Waterton-Glacier International Peace Park is just 650 easy highway miles away from Portland, Oregon. This Rocky Mountain wonderland is well worth the 12-hour drive, an outstanding destination for alpine scenery, hiking, wildlife and adventure.
Waterton, the Canadian part of the park, was set aside in 1895. Glacier National Park in Montana was established in 1910. The adjoining parks were merged as the world’s first International Peace Park in 1932 – a symbol of cooperation and a shared love of natural beauty. To further underscore its uniqueness, the park was designated a World Heritage Site in 1995.

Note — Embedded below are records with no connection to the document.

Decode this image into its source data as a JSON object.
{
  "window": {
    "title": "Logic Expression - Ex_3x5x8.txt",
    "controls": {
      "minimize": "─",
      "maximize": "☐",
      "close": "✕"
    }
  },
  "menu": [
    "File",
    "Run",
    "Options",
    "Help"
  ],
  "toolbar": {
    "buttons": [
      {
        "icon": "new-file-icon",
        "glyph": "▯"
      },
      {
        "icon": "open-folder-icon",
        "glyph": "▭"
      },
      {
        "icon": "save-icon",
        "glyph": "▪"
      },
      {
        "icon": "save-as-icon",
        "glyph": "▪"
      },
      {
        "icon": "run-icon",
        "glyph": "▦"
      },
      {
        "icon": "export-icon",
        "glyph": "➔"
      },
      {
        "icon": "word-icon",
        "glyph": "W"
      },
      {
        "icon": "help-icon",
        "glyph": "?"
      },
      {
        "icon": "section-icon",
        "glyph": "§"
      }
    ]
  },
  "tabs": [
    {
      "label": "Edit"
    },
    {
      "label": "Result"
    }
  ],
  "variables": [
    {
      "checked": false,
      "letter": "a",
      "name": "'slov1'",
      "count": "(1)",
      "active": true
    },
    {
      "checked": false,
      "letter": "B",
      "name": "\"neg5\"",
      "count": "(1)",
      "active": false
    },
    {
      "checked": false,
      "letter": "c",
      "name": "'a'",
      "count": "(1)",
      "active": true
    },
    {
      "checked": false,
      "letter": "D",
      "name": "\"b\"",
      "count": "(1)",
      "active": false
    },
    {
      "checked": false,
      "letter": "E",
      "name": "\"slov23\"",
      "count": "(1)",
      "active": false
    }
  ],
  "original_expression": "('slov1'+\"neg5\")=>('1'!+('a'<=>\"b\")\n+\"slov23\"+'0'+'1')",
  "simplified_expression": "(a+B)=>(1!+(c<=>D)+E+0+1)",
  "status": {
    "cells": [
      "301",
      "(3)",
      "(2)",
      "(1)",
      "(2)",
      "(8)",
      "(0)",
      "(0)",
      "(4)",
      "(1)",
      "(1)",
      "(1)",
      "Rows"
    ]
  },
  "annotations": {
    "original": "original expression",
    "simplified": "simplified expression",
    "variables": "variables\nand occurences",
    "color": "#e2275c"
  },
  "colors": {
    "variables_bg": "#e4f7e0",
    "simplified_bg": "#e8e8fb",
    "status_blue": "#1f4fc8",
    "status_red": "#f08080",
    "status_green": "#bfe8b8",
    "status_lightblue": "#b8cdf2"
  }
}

The park encompasses one million acres of peaks, forests, lakes and (dwindling) glaciers. Straddling the Continental Divide, its melting glacier waters drain into the Atlantic, Pacific and north to Hudson Bay. With a half-dozen peaks over 10,000 feet, the park is characterized by deep U-shaped valleys carved by huge ancient glaciers. Many of those valleys now cradle long, deep lakes, including renowned Lake McDonald, Two Medicine Lake, Saint Mary Lake, Upper Waterton Lake and others.
In the years immediately after Glacier Park was created in 1910, the Great Northern Railway began building lodges and backcountry chalets to promote tourism and train travel. Fashioned after the mountain lodges in Switzerland, venerable Many Glacier Hotel, Lake McDonald Lodge and others have been accommodating tourists for a century.
In 1932, work began on the Going-to-the-Sun Highway, a frighteningly narrow 53-mile road that allows motorists to drive (slowly) from east to west or vise-versa through the heart of the park. This engineering marvel of a road crosses the Continental Divide at spectacular Logan Pass, 6,646 feet above sea level.
Waterton-Glacier is mostly wilderness, a hiker’s paradise. Some 700 miles of trails allow visitors to get intimate with the park, including its acres of seasonal wildflowers and abundant wildlife. Mountain goats, bighorn sheep, black bears and grizzly bears are commonly seen.
To see the park’s namesake glaciers, however, you better not wait for long. Global warming is having a devastating impact on the once-massive bodies of moving ice. Compared to just 50 years ago, the park’s glaciers are a fraction of their former size and some have disappeared altogether! The famous Grinnell Glacier, for example, is half the size that it was in 1850 when first photographed. It is fast becoming a high mountain lake. Some climatologists predict that the park’s glaciers will essentially be gone in just 30 years – with dire ramifications for water supplies, wildlife, and the entire ecosystem! So don’t delay putting a visit to Waterton-Glacier on your calendar.
Hikers in Waterton-Glacier are urged to carry pepper spray or air horns as protection against bears. Although attacks are rare, a loud noise or irritating spray can prevent confrontation. Also remember that passports are necessary to cross the border into Alberta to see the beautiful Waterton portion of the park.